### Prompt
The entries are to be written out word for word, with their images left out.

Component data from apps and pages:
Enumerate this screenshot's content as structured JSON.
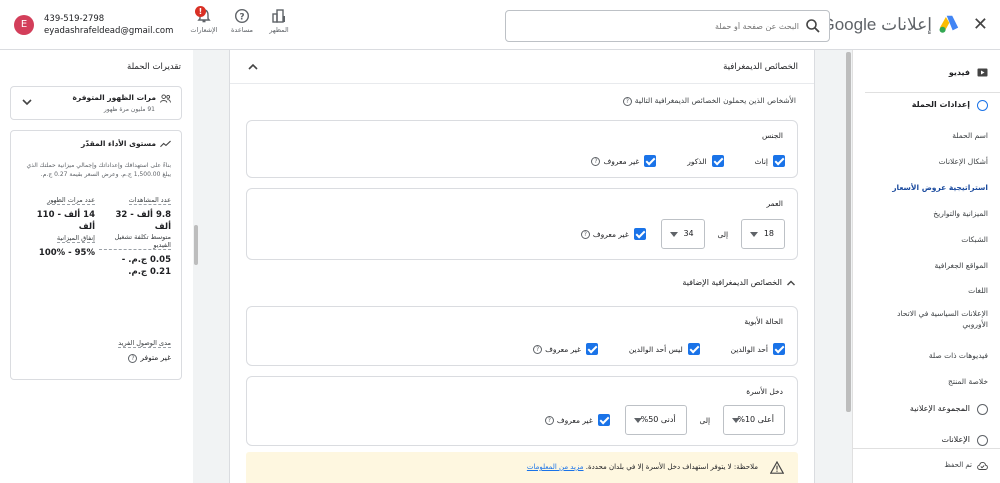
{
  "header": {
    "brand_google": "Google",
    "brand_ads": "إعلانات",
    "search_placeholder": "البحث عن صفحة أو حملة",
    "tools": {
      "appearance": "المظهر",
      "help": "مساعدة",
      "notifications": "الإشعارات"
    },
    "notify_badge": "!",
    "account": {
      "initial": "E",
      "phone": "439-519-2798",
      "email": "eyadashrafeldead@gmail.com"
    }
  },
  "nav": {
    "video": "فيديو",
    "campaign_settings": "إعدادات الحملة",
    "sub_items": [
      {
        "label": "اسم الحملة",
        "active": false
      },
      {
        "label": "أشكال الإعلانات",
        "active": false
      },
      {
        "label": "استراتيجية عروض الأسعار",
        "active": true
      },
      {
        "label": "الميزانية والتواريخ",
        "active": false
      },
      {
        "label": "الشبكات",
        "active": false
      },
      {
        "label": "المواقع الجغرافية",
        "active": false
      },
      {
        "label": "اللغات",
        "active": false
      },
      {
        "label": "الإعلانات السياسية في الاتحاد الأوروبي",
        "active": false
      },
      {
        "label": "فيديوهات ذات صلة",
        "active": false
      },
      {
        "label": "خلاصة المنتج",
        "active": false
      }
    ],
    "ad_group": "المجموعة الإعلانية",
    "ads": "الإعلانات",
    "footer_save": "تم الحفظ"
  },
  "main": {
    "panel_title": "الخصائص الديمغرافية",
    "panel_desc": "الأشخاص الذين يحملون الخصائص الديمغرافية التالية",
    "gender": {
      "title": "الجنس",
      "options": [
        "إناث",
        "الذكور",
        "غير معروف"
      ]
    },
    "age": {
      "title": "العمر",
      "from": "18",
      "to_label": "إلى",
      "to": "34",
      "unknown": "غير معروف"
    },
    "extra_title": "الخصائص الديمغرافية الإضافية",
    "parental": {
      "title": "الحالة الأبوية",
      "options": [
        "أحد الوالدين",
        "ليس أحد الوالدين",
        "غير معروف"
      ]
    },
    "income": {
      "title": "دخل الأسرة",
      "from": "أعلى 10%",
      "to_label": "إلى",
      "to": "أدنى 50%",
      "unknown": "غير معروف"
    },
    "notice_text": "ملاحظة: لا يتوفر استهداف دخل الأسرة إلا في بلدان محددة.",
    "notice_link": "مزيد من المعلومات"
  },
  "sidebar": {
    "title": "تقديرات الحملة",
    "reach": {
      "title": "مرات الظهور المتوفرة",
      "subtitle": "91 مليون مرة ظهور"
    },
    "performance": {
      "title": "مستوى الأداء المقدّر",
      "description": "بناءً على استهدافك وإعداداتك وإجمالي ميزانية حملتك الذي يبلغ 1,500.00 ج.م. وعرض السعر بقيمة 0.27 ج.م.",
      "metrics": [
        {
          "label": "عدد مرات الظهور",
          "value": "14 ألف - 110 ألف"
        },
        {
          "label": "عدد المشاهدات",
          "value": "9.8 ألف - 32 ألف"
        },
        {
          "label": "إنفاق الميزانية",
          "value": "95% - 100%"
        },
        {
          "label": "متوسط تكلفة تشغيل الفيديو",
          "value": "0.05 ج.م. - 0.21 ج.م."
        }
      ],
      "reach_label": "مدى الوصول الفريد",
      "reach_value": "غير متوفر"
    }
  }
}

### Answer section
Enumerate this screenshot's content as structured JSON.
{
  "header": {
    "brand_google": "Google",
    "brand_ads": "إعلانات",
    "search_placeholder": "البحث عن صفحة أو حملة",
    "tools": {
      "appearance": "المظهر",
      "help": "مساعدة",
      "notifications": "الإشعارات"
    },
    "notify_badge": "!",
    "account": {
      "initial": "E",
      "phone": "439-519-2798",
      "email": "eyadashrafeldead@gmail.com"
    }
  },
  "nav": {
    "video": "فيديو",
    "campaign_settings": "إعدادات الحملة",
    "sub_items": [
      {
        "label": "اسم الحملة",
        "active": false
      },
      {
        "label": "أشكال الإعلانات",
        "active": false
      },
      {
        "label": "استراتيجية عروض الأسعار",
        "active": true
      },
      {
        "label": "الميزانية والتواريخ",
        "active": false
      },
      {
        "label": "الشبكات",
        "active": false
      },
      {
        "label": "المواقع الجغرافية",
        "active": false
      },
      {
        "label": "اللغات",
        "active": false
      },
      {
        "label": "الإعلانات السياسية في الاتحاد الأوروبي",
        "active": false
      },
      {
        "label": "فيديوهات ذات صلة",
        "active": false
      },
      {
        "label": "خلاصة المنتج",
        "active": false
      }
    ],
    "ad_group": "المجموعة الإعلانية",
    "ads": "الإعلانات",
    "footer_save": "تم الحفظ"
  },
  "main": {
    "panel_title": "الخصائص الديمغرافية",
    "panel_desc": "الأشخاص الذين يحملون الخصائص الديمغرافية التالية",
    "gender": {
      "title": "الجنس",
      "options": [
        "إناث",
        "الذكور",
        "غير معروف"
      ]
    },
    "age": {
      "title": "العمر",
      "from": "18",
      "to_label": "إلى",
      "to": "34",
      "unknown": "غير معروف"
    },
    "extra_title": "الخصائص الديمغرافية الإضافية",
    "parental": {
      "title": "الحالة الأبوية",
      "options": [
        "أحد الوالدين",
        "ليس أحد الوالدين",
        "غير معروف"
      ]
    },
    "income": {
      "title": "دخل الأسرة",
      "from": "أعلى 10%",
      "to_label": "إلى",
      "to": "أدنى 50%",
      "unknown": "غير معروف"
    },
    "notice_text": "ملاحظة: لا يتوفر استهداف دخل الأسرة إلا في بلدان محددة.",
    "notice_link": "مزيد من المعلومات"
  },
  "sidebar": {
    "title": "تقديرات الحملة",
    "reach": {
      "title": "مرات الظهور المتوفرة",
      "subtitle": "91 مليون مرة ظهور"
    },
    "performance": {
      "title": "مستوى الأداء المقدّر",
      "description": "بناءً على استهدافك وإعداداتك وإجمالي ميزانية حملتك الذي يبلغ 1,500.00 ج.م. وعرض السعر بقيمة 0.27 ج.م.",
      "metrics": [
        {
          "label": "عدد مرات الظهور",
          "value": "14 ألف - 110 ألف"
        },
        {
          "label": "عدد المشاهدات",
          "value": "9.8 ألف - 32 ألف"
        },
        {
          "label": "إنفاق الميزانية",
          "value": "95% - 100%"
        },
        {
          "label": "متوسط تكلفة تشغيل الفيديو",
          "value": "0.05 ج.م. - 0.21 ج.م."
        }
      ],
      "reach_label": "مدى الوصول الفريد",
      "reach_value": "غير متوفر"
    }
  }
}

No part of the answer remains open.